## TASK TO CARRY OUT
Nothing in the records may change when you print them out again.

## DATA FOR THE TASK
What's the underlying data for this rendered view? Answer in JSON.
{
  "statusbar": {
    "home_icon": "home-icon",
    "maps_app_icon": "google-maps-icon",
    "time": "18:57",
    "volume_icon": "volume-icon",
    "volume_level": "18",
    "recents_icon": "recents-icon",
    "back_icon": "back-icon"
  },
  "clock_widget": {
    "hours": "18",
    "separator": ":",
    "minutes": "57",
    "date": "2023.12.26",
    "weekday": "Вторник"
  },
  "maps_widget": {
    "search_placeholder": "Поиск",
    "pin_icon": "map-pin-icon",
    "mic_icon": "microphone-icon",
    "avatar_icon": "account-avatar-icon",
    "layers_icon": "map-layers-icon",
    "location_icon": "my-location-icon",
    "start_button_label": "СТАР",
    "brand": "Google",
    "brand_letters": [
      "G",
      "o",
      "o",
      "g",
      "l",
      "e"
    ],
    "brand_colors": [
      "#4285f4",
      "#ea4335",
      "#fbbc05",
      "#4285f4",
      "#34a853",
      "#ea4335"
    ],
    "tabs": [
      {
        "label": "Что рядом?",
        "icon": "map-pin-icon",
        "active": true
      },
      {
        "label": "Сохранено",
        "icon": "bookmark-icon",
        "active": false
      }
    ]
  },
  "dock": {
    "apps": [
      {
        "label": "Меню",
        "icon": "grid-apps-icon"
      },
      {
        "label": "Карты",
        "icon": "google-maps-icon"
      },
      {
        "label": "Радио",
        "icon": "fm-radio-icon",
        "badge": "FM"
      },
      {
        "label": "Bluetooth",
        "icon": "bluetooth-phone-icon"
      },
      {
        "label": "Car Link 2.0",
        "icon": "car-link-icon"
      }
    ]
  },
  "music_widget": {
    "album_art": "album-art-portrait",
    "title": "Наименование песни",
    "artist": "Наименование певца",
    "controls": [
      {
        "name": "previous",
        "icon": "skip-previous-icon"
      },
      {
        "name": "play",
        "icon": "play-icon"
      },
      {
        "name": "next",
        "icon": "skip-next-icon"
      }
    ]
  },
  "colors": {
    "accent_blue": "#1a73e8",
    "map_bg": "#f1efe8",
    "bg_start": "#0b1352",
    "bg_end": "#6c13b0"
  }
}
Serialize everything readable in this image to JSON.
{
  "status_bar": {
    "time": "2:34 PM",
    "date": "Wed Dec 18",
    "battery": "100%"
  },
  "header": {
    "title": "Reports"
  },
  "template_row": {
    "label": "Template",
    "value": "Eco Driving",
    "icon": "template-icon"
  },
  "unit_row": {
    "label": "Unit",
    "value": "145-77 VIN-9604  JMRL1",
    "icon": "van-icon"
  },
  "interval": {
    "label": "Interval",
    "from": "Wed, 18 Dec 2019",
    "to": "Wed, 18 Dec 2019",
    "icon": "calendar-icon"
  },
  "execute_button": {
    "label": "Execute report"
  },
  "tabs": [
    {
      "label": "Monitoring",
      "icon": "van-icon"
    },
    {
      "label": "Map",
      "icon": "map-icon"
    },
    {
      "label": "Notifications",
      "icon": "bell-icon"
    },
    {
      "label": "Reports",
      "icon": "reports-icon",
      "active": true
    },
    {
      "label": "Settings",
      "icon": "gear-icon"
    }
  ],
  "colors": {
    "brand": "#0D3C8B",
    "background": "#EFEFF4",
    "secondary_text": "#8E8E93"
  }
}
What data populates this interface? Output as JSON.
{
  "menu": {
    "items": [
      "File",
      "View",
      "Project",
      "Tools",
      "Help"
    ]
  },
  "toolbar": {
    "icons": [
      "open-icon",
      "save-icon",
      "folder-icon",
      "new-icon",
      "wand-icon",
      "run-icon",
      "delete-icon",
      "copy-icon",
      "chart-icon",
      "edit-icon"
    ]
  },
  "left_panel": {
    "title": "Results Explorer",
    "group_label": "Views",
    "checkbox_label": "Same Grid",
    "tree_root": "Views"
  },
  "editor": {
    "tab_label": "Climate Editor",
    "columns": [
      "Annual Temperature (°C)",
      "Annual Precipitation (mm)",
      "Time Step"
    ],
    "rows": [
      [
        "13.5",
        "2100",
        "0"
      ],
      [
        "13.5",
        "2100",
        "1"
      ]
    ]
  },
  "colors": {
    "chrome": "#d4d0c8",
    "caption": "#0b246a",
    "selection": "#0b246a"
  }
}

## SOLUTION FOR THIS PROBLEM
What's the underlying data for this rendered view? Answer in JSON.
{
  "statusbar": {
    "home_icon": "home-icon",
    "maps_app_icon": "google-maps-icon",
    "time": "18:57",
    "volume_icon": "volume-icon",
    "volume_level": "18",
    "recents_icon": "recents-icon",
    "back_icon": "back-icon"
  },
  "clock_widget": {
    "hours": "18",
    "separator": ":",
    "minutes": "57",
    "date": "2023.12.26",
    "weekday": "Вторник"
  },
  "maps_widget": {
    "search_placeholder": "Поиск",
    "pin_icon": "map-pin-icon",
    "mic_icon": "microphone-icon",
    "avatar_icon": "account-avatar-icon",
    "layers_icon": "map-layers-icon",
    "location_icon": "my-location-icon",
    "start_button_label": "СТАР",
    "brand": "Google",
    "brand_letters": [
      "G",
      "o",
      "o",
      "g",
      "l",
      "e"
    ],
    "brand_colors": [
      "#4285f4",
      "#ea4335",
      "#fbbc05",
      "#4285f4",
      "#34a853",
      "#ea4335"
    ],
    "tabs": [
      {
        "label": "Что рядом?",
        "icon": "map-pin-icon",
        "active": true
      },
      {
        "label": "Сохранено",
        "icon": "bookmark-icon",
        "active": false
      }
    ]
  },
  "dock": {
    "apps": [
      {
        "label": "Меню",
        "icon": "grid-apps-icon"
      },
      {
        "label": "Карты",
        "icon": "google-maps-icon"
      },
      {
        "label": "Радио",
        "icon": "fm-radio-icon",
        "badge": "FM"
      },
      {
        "label": "Bluetooth",
        "icon": "bluetooth-phone-icon"
      },
      {
        "label": "Car Link 2.0",
        "icon": "car-link-icon"
      }
    ]
  },
  "music_widget": {
    "album_art": "album-art-portrait",
    "title": "Наименование песни",
    "artist": "Наименование певца",
    "controls": [
      {
        "name": "previous",
        "icon": "skip-previous-icon"
      },
      {
        "name": "play",
        "icon": "play-icon"
      },
      {
        "name": "next",
        "icon": "skip-next-icon"
      }
    ]
  },
  "colors": {
    "accent_blue": "#1a73e8",
    "map_bg": "#f1efe8",
    "bg_start": "#0b1352",
    "bg_end": "#6c13b0"
  }
}
Serialize everything readable in this image to JSON.
{
  "status_bar": {
    "time": "2:34 PM",
    "date": "Wed Dec 18",
    "battery": "100%"
  },
  "header": {
    "title": "Reports"
  },
  "template_row": {
    "label": "Template",
    "value": "Eco Driving",
    "icon": "template-icon"
  },
  "unit_row": {
    "label": "Unit",
    "value": "145-77 VIN-9604  JMRL1",
    "icon": "van-icon"
  },
  "interval": {
    "label": "Interval",
    "from": "Wed, 18 Dec 2019",
    "to": "Wed, 18 Dec 2019",
    "icon": "calendar-icon"
  },
  "execute_button": {
    "label": "Execute report"
  },
  "tabs": [
    {
      "label": "Monitoring",
      "icon": "van-icon"
    },
    {
      "label": "Map",
      "icon": "map-icon"
    },
    {
      "label": "Notifications",
      "icon": "bell-icon"
    },
    {
      "label": "Reports",
      "icon": "reports-icon",
      "active": true
    },
    {
      "label": "Settings",
      "icon": "gear-icon"
    }
  ],
  "colors": {
    "brand": "#0D3C8B",
    "background": "#EFEFF4",
    "secondary_text": "#8E8E93"
  }
}
What data populates this interface? Output as JSON.
{
  "menu": {
    "items": [
      "File",
      "View",
      "Project",
      "Tools",
      "Help"
    ]
  },
  "toolbar": {
    "icons": [
      "open-icon",
      "save-icon",
      "folder-icon",
      "new-icon",
      "wand-icon",
      "run-icon",
      "delete-icon",
      "copy-icon",
      "chart-icon",
      "edit-icon"
    ]
  },
  "left_panel": {
    "title": "Results Explorer",
    "group_label": "Views",
    "checkbox_label": "Same Grid",
    "tree_root": "Views"
  },
  "editor": {
    "tab_label": "Climate Editor",
    "columns": [
      "Annual Temperature (°C)",
      "Annual Precipitation (mm)",
      "Time Step"
    ],
    "rows": [
      [
        "13.5",
        "2100",
        "0"
      ],
      [
        "13.5",
        "2100",
        "1"
      ]
    ]
  },
  "colors": {
    "chrome": "#d4d0c8",
    "caption": "#0b246a",
    "selection": "#0b246a"
  }
}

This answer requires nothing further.